“Yet it pleased the Lord to bruise Him; He has put Him to grief. When You make His soul an offering for sin, He shall see His seed, He shall prolong His days, and the pleasure of the Lord shall prosper in His hand.” (Isa. 53:10)
We always read this at the Passover service. “See His seed” … “prolong His days” … sounds like His death was the beginning. It was like a seed germinating and entering a new phase. That new phase of the plan began with the glorification, the lifting up of the Firstfruit, to the Father (John 20:17). His lifting up, His glorification, made it possible to establish a solid spiritual link between He and His followers.

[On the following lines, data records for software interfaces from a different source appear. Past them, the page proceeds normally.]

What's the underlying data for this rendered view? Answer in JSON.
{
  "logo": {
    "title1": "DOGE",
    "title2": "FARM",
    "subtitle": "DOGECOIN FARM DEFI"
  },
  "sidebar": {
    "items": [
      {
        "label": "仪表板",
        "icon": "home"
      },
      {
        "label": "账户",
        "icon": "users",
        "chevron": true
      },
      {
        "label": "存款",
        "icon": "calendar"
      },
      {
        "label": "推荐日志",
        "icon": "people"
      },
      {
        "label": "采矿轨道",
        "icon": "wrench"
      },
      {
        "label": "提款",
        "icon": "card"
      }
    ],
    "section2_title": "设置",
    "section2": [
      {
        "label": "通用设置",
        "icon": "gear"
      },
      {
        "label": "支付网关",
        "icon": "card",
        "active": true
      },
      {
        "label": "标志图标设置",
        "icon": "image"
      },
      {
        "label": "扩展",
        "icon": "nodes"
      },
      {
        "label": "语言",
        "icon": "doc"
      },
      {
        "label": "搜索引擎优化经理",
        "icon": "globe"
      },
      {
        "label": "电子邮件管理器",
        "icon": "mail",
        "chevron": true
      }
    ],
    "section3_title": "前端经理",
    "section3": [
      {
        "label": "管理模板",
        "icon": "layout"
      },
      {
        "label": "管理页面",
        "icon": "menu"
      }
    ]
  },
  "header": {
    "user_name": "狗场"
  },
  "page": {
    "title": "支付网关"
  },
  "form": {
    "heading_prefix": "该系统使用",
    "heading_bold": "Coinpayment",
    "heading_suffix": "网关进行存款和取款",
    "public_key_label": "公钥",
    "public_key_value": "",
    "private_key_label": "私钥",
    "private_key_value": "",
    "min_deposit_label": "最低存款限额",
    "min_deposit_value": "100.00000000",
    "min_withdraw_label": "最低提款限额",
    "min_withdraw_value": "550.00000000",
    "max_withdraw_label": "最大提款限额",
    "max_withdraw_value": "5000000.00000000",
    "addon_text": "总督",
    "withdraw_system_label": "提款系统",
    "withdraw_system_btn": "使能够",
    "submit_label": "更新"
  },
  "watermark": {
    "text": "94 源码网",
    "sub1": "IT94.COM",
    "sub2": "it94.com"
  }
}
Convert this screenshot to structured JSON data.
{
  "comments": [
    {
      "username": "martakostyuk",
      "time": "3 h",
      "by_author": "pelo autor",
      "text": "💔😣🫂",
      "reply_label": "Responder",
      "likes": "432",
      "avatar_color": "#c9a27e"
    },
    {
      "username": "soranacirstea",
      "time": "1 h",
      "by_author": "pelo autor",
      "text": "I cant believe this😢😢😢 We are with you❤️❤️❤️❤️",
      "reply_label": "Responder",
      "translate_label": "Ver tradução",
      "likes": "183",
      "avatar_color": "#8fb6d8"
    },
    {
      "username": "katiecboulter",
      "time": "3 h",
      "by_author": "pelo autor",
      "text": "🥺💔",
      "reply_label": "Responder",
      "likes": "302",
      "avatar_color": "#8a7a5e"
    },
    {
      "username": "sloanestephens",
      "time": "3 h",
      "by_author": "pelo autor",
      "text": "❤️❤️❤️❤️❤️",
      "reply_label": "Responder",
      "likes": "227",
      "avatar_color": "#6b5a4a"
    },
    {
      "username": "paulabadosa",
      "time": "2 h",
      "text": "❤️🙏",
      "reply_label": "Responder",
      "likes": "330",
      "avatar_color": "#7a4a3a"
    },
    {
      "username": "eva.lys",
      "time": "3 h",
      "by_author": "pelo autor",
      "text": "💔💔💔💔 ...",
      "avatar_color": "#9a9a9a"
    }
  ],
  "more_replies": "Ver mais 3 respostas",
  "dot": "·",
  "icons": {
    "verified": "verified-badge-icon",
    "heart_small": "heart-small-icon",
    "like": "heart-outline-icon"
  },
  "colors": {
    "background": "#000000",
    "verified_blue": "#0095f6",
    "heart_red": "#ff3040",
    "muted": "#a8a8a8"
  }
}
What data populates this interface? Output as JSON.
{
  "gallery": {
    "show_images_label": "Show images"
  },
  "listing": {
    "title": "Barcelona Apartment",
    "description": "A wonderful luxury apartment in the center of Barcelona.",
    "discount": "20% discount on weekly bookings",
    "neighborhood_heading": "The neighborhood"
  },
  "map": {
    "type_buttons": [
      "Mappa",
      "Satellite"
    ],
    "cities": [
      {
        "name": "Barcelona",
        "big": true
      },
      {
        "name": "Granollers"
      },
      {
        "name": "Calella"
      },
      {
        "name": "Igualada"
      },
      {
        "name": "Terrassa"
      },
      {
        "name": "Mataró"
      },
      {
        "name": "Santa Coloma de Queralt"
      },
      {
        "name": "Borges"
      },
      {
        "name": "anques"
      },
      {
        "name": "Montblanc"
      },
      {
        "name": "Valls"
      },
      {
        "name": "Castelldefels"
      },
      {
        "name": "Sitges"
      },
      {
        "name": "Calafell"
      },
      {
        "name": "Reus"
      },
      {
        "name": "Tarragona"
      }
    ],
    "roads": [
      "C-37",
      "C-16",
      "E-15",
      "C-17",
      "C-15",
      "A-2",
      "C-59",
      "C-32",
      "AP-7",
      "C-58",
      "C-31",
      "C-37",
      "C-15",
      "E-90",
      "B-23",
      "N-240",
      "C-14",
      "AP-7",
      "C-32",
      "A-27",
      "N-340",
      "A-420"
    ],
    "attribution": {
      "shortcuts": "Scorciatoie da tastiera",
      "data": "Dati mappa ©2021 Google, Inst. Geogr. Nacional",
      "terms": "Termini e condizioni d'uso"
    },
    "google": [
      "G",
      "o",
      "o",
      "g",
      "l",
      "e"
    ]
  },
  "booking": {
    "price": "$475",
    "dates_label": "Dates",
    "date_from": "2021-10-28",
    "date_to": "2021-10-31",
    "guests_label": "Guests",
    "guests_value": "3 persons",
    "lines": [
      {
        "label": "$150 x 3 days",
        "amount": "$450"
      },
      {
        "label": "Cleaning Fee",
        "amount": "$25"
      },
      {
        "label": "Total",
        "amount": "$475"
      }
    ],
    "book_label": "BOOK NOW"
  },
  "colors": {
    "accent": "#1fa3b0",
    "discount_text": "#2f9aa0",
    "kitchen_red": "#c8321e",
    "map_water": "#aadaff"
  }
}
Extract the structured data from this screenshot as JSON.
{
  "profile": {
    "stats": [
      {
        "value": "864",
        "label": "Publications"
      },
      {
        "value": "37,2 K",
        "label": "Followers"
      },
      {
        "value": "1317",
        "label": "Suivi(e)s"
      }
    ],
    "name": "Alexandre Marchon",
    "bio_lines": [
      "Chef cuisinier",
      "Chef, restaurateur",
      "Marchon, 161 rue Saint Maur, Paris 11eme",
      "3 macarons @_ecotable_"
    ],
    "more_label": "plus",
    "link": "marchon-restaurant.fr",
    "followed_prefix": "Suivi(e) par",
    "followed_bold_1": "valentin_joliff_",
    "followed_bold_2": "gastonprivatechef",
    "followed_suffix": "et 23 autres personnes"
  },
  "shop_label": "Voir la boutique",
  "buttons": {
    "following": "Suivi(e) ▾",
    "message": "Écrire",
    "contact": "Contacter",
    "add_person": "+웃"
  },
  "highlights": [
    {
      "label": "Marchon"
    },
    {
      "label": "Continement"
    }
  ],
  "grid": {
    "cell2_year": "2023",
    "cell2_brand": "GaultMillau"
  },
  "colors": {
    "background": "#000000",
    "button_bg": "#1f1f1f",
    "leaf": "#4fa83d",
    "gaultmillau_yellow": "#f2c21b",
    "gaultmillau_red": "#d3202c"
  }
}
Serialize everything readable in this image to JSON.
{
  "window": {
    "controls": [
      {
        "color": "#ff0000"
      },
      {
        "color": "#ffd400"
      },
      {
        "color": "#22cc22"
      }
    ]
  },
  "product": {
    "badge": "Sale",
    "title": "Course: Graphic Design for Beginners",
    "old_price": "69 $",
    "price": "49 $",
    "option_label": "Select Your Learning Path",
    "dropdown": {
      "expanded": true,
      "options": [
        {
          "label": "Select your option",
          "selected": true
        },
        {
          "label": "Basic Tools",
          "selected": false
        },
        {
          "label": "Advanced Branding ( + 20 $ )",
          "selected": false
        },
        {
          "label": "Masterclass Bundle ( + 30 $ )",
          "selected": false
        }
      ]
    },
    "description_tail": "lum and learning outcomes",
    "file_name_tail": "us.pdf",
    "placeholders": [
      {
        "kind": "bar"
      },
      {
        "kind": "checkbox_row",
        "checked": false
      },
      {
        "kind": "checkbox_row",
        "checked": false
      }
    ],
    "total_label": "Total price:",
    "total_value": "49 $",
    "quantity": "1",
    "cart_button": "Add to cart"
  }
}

John 7:39, to my way of thinking is a key scripture to our understanding of the link between the wave-sheaf offering and Pentecost. It reads, “But this He spoke concerning the Spirit, whom those believing in Him would receive; for the Holy Spirit was not yet given, because Jesus was not yet glorified.” Once His glorification took place, the Holy Spirit could be given. The plan and the harvest could go on. This could not occur until Jesus Christ, the forerunner and the firstborn of many brethren had lived a perfect life in a human body, and the one seed planted in the earth had germinated.
So we have this 1st element in our tapestry, the Old Testament wavesheaf being fulfilled by Christ’s resurrection and ascension to the father, being glorified as the Firstfruit. Next week, we’ll talk about another element, focusing more on the gift of the Holy Spirit.
Update: read the other posts in this series
Part Three: The Tapestry of Pentecost: Our Temple Body